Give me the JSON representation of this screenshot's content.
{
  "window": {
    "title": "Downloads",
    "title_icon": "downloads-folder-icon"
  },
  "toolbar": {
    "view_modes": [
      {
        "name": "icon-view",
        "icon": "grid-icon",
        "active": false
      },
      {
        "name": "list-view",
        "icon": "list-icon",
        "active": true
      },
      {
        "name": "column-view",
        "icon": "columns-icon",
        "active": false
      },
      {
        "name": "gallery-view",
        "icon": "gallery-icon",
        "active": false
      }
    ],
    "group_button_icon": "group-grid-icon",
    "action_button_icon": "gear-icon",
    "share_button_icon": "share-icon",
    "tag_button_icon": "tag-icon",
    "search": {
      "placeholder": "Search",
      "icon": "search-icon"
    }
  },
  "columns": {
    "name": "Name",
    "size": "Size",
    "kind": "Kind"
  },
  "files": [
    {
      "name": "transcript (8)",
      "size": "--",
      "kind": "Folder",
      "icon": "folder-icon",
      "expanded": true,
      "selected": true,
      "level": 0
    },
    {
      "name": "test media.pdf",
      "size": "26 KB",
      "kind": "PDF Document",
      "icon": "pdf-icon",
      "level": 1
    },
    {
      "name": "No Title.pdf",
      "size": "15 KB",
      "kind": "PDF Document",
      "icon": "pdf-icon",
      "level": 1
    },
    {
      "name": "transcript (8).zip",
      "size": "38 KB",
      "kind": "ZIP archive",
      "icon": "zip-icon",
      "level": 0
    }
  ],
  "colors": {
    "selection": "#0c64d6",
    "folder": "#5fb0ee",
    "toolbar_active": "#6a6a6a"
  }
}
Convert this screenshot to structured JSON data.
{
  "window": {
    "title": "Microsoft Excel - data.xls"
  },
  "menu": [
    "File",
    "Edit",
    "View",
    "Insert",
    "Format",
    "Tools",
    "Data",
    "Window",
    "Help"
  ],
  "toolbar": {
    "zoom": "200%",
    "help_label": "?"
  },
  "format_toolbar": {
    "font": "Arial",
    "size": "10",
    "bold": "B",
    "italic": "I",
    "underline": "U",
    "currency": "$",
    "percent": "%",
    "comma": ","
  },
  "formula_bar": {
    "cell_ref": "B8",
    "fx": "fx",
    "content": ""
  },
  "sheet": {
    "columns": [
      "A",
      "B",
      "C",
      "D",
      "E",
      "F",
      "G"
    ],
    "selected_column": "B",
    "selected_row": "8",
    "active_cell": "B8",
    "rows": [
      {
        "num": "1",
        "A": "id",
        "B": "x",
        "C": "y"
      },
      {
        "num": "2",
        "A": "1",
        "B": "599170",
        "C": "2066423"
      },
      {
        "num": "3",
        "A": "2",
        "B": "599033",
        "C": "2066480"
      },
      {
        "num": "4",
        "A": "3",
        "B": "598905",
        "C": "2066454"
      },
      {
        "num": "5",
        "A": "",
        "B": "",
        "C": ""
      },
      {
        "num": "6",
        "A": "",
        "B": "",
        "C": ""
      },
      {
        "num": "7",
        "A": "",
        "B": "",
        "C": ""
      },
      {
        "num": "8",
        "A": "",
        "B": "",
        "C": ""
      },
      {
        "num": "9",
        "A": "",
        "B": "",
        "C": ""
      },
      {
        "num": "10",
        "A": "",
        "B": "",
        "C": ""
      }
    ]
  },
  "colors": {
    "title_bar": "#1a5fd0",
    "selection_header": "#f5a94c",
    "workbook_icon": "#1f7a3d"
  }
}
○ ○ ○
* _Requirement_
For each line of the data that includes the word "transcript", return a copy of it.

* _Problem solution_
      "name": "transcript (8)",
      "name": "transcript (8).zip",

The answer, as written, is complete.